Please perform Fibonacci search {1,8,10,8910001234} on an ordered array, enter a number to see if the array exists at this time, and find the subscript. If not, you will be prompted "there is no such number"

### Code implementation:

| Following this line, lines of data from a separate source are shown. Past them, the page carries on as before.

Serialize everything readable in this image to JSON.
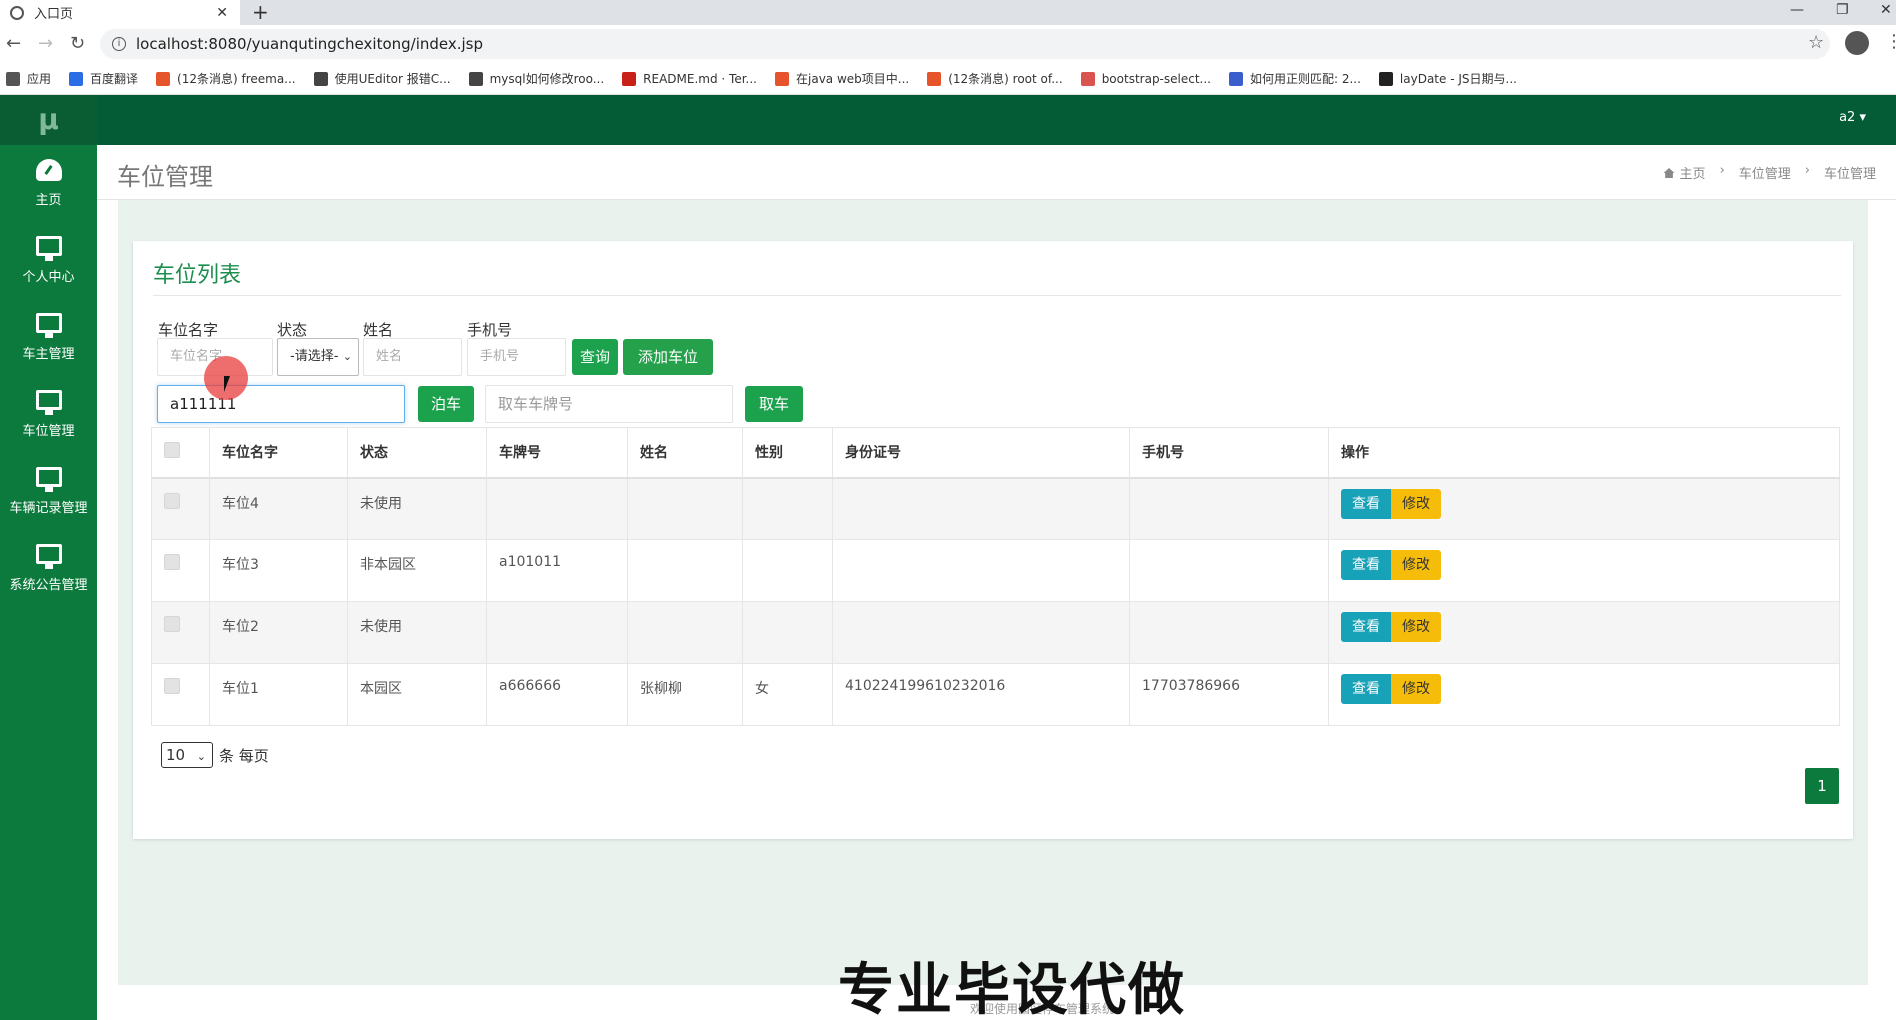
{
  "browser": {
    "tab_title": "入口页",
    "url": "localhost:8080/yuanqutingchexitong/index.jsp",
    "bookmarks": [
      {
        "label": "应用",
        "color": "#555"
      },
      {
        "label": "百度翻译",
        "color": "#2b6de5"
      },
      {
        "label": "(12条消息) freema...",
        "color": "#e5542b"
      },
      {
        "label": "使用UEditor 报错C...",
        "color": "#444"
      },
      {
        "label": "mysql如何修改roo...",
        "color": "#444"
      },
      {
        "label": "README.md · Ter...",
        "color": "#c7211a"
      },
      {
        "label": "在java web项目中...",
        "color": "#e5542b"
      },
      {
        "label": "(12条消息) root of...",
        "color": "#e5542b"
      },
      {
        "label": "bootstrap-select...",
        "color": "#d9534f"
      },
      {
        "label": "如何用正则匹配: 2...",
        "color": "#3a5fcd"
      },
      {
        "label": "layDate - JS日期与...",
        "color": "#222"
      }
    ]
  },
  "app": {
    "logo": "μ",
    "user": "a2 ▾",
    "sidebar": [
      {
        "label": "主页"
      },
      {
        "label": "个人中心"
      },
      {
        "label": "车主管理"
      },
      {
        "label": "车位管理"
      },
      {
        "label": "车辆记录管理"
      },
      {
        "label": "系统公告管理"
      }
    ],
    "page_title": "车位管理",
    "breadcrumb": [
      "主页",
      "车位管理",
      "车位管理"
    ]
  },
  "card": {
    "title": "车位列表",
    "filters": {
      "name_label": "车位名字",
      "name_placeholder": "车位名字",
      "status_label": "状态",
      "status_value": "-请选择-",
      "person_label": "姓名",
      "person_placeholder": "姓名",
      "phone_label": "手机号",
      "phone_placeholder": "手机号",
      "query_btn": "查询",
      "add_btn": "添加车位"
    },
    "park": {
      "plate_value": "a111111",
      "park_btn": "泊车",
      "take_placeholder": "取车车牌号",
      "take_btn": "取车"
    },
    "table": {
      "headers": [
        "车位名字",
        "状态",
        "车牌号",
        "姓名",
        "性别",
        "身份证号",
        "手机号",
        "操作"
      ],
      "rows": [
        [
          "车位4",
          "未使用",
          "",
          "",
          "",
          "",
          ""
        ],
        [
          "车位3",
          "非本园区",
          "a101011",
          "",
          "",
          "",
          ""
        ],
        [
          "车位2",
          "未使用",
          "",
          "",
          "",
          "",
          ""
        ],
        [
          "车位1",
          "本园区",
          "a666666",
          "张柳柳",
          "女",
          "410224199610232016",
          "17703786966"
        ]
      ],
      "view_btn": "查看",
      "edit_btn": "修改"
    },
    "pagesize": "10",
    "pagesize_suffix": "条 每页",
    "page": "1"
  },
  "footer": "欢迎使用园区停车管理系统",
  "watermark": "专业毕设代做"
}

package search; import java.util.Arrays; /** * fibonacci search * Note: ordered array */ public class FibonacciSearch { public static int maxSize = 20; public static void main(String[] args) { int [] arr ={1,8,10,89,1000,1234}; System.out.println("index="+fibSearch(arr,1234)); } //Since we need to use Fibonacci sequence for mid = low+f(k-1)-1, we need to obtain a Fibonacci sequence first //A Fibonacci sequence is obtained in a non recursive way public static int[] fib(){ int[] f = new int[maxSize]; f[0] = 1; f[1] = 1; for (int i = 2; i < maxSize; i++){ f[i] = f[i - 1] + f[i-2]; } return f; } //Write Fibonacci search algorithm //Write the algorithm in a non recursive way /** * * @param a array * @param key Key (value) we need to find * @return Returns the subscript for, if not - 1 */ public static int fibSearch(int[]a,int key){ int low = 0; int high = a.length-1; int k = 0; //Subscript representing the Fibonacci division value int mid = 0; //Store mid value int f[] =fib(); //Get Fibonacci sequence //Get the subscript of Fibonacci division value while (high > f[k] -1){ k++; } //Because the f[k] value may be greater than the length of a, we need to use the Arrays class to construct a new array and point to temp [] //The insufficient part is filled with 0 int [] temp = Arrays.copyOf(a,f[k]); //In fact, you need to fill temp with the last number of the a array //give an example: //temp ={1,8,10,89,1000,1234,0,0,0} =>{1,8,10,89,1000,1234,1234,1234,1234} for (int i = high + 1; i <temp.length; i++){ temp[i] = a[high]; } //Use while to cycle and find our number key while(low <= high){ //As long as this condition is met, you can find it mid = low + f[k-1]-1; if (key < temp[mid]){ //We should continue to look in front of the array (left) high = mid -1; /* Why k-- explain: 1.All elements = front elements + rear elements 2.f[k] = f[k-1] + f[k-2] Because there are f[k-1] elements in front, you can continue to split f[k-1] = f[k-1] + f[k-3] That is, continue to find K in front of f[k-1] That is, the next cycle mid=f[k-1-1]-1 */ k--; }else if (key > temp[mid]){ //We should continue to look behind the array (to the right) low = mid + 1; /* Why k -=2 explain 1.All elements = front elements + rear elements 2.f[k] = f[k-1] + f[k-2] 3.Because there are f[k-2] in the back, you can continue to split f[k-1] = f[k-3] + f[k -4] 4.That is, find k -=2 in front of f[k-2] 5.That is, the next cycle mid = f[k-1-2]-1 */ k -=2; }else { //find //You need to make sure that the subscript is returned if (mid <=high){ return mid; }else { return high; } } } return -1; } }